Well, I can’t say I hated “Into the Woods” as much as the NY Times did. I think the boy narrator absolutely worked in Act I, most of the score was sung effectively and, especially last night, seeing it in Central Park added a layer of enjoyment this production wouldn’t have achieved inside a Broadway house.
The set was a thing of beauty, with the actors only occasionally out of breath from running up and down the four tiers, and there were bits of inspired stagecraft (the Giant’s first appearance, which made my sister gasp; The Witch’s disappearance after “Last Midnight”). Sarah Stiles made for a delightful Little Red Ridinghood. Best of all, last night’s weather become almost another character, with clear skies for the cheery first act and then clouds and brief moments of thunder and lightning for the darker second half.

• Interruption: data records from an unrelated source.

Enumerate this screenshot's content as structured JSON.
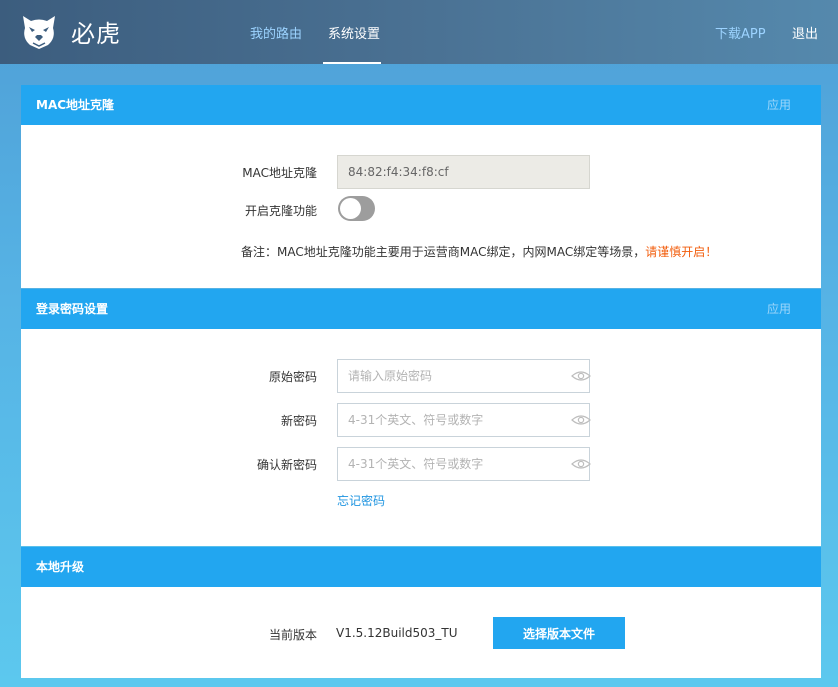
{
  "header": {
    "brand": "必虎",
    "nav": [
      "我的路由",
      "系统设置"
    ],
    "active_nav": "系统设置",
    "download_app": "下载APP",
    "logout": "退出"
  },
  "mac_panel": {
    "title": "MAC地址克隆",
    "apply": "应用",
    "mac_label": "MAC地址克隆",
    "mac_value": "84:82:f4:34:f8:cf",
    "clone_label": "开启克隆功能",
    "clone_enabled": false,
    "note_prefix": "备注：MAC地址克隆功能主要用于运营商MAC绑定，内网MAC绑定等场景，",
    "note_warning": "请谨慎开启！"
  },
  "password_panel": {
    "title": "登录密码设置",
    "apply": "应用",
    "old_label": "原始密码",
    "old_placeholder": "请输入原始密码",
    "new_label": "新密码",
    "new_placeholder": "4-31个英文、符号或数字",
    "confirm_label": "确认新密码",
    "confirm_placeholder": "4-31个英文、符号或数字",
    "forgot": "忘记密码"
  },
  "upgrade_panel": {
    "title": "本地升级",
    "version_label": "当前版本",
    "version_value": "V1.5.12Build503_TU",
    "choose_file": "选择版本文件"
  },
  "colors": {
    "accent": "#22a6f0",
    "warning": "#f25d0c",
    "link": "#1e94e0",
    "header": "#4a7193"
  }
}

But still. No one aside from Stiles was able to erase the memory of the original performances, though Kristine Zbornik was a hoot as Jack’s Mother. Amy Adams doesn’t have the gravitas to pull off The Baker’s Wife; here’s a character who defies her husband to troll through the woods with witches and wolves for three days on her quest for a child, and Adams seemed more like a New Yorker who threw on some old clothes to head down to the corner to satisfy late-night munchies. There was no urgency. Denis O’Hare, meanwhile, is just too old for The Baker, which might not have been a problem had he not acted too old. He behaved like a grumpy grandpa most of the time. In addition, he can’t sing the score and, worst of all, he and Adams had zero chemistry.
Jessie Mueller sang Cinderella well, but the character was lost in this production for reasons I still can’t fathom. But every time she appeared on stage, I thought, “Oh, yeah, Cinderella’s in this.”
I’ve never been a huge fan of Donna Murphy, and while I thought she nailed The Witch in the first act, she seemed to drop away in the second. Her flimsy costume didn’t help matters. The Witch becomes the conscience of Act II about 20 minutes in, but it’s hard to take her self-righteous hectoring seriously while she’s wearing a green slip. And “Last Midnight” only landed because of the stage business at the end.
These problems would probably be fatal in a regular production, but the outdoor setting was magic. And, since most people will see this for free, it’s hard to quibble.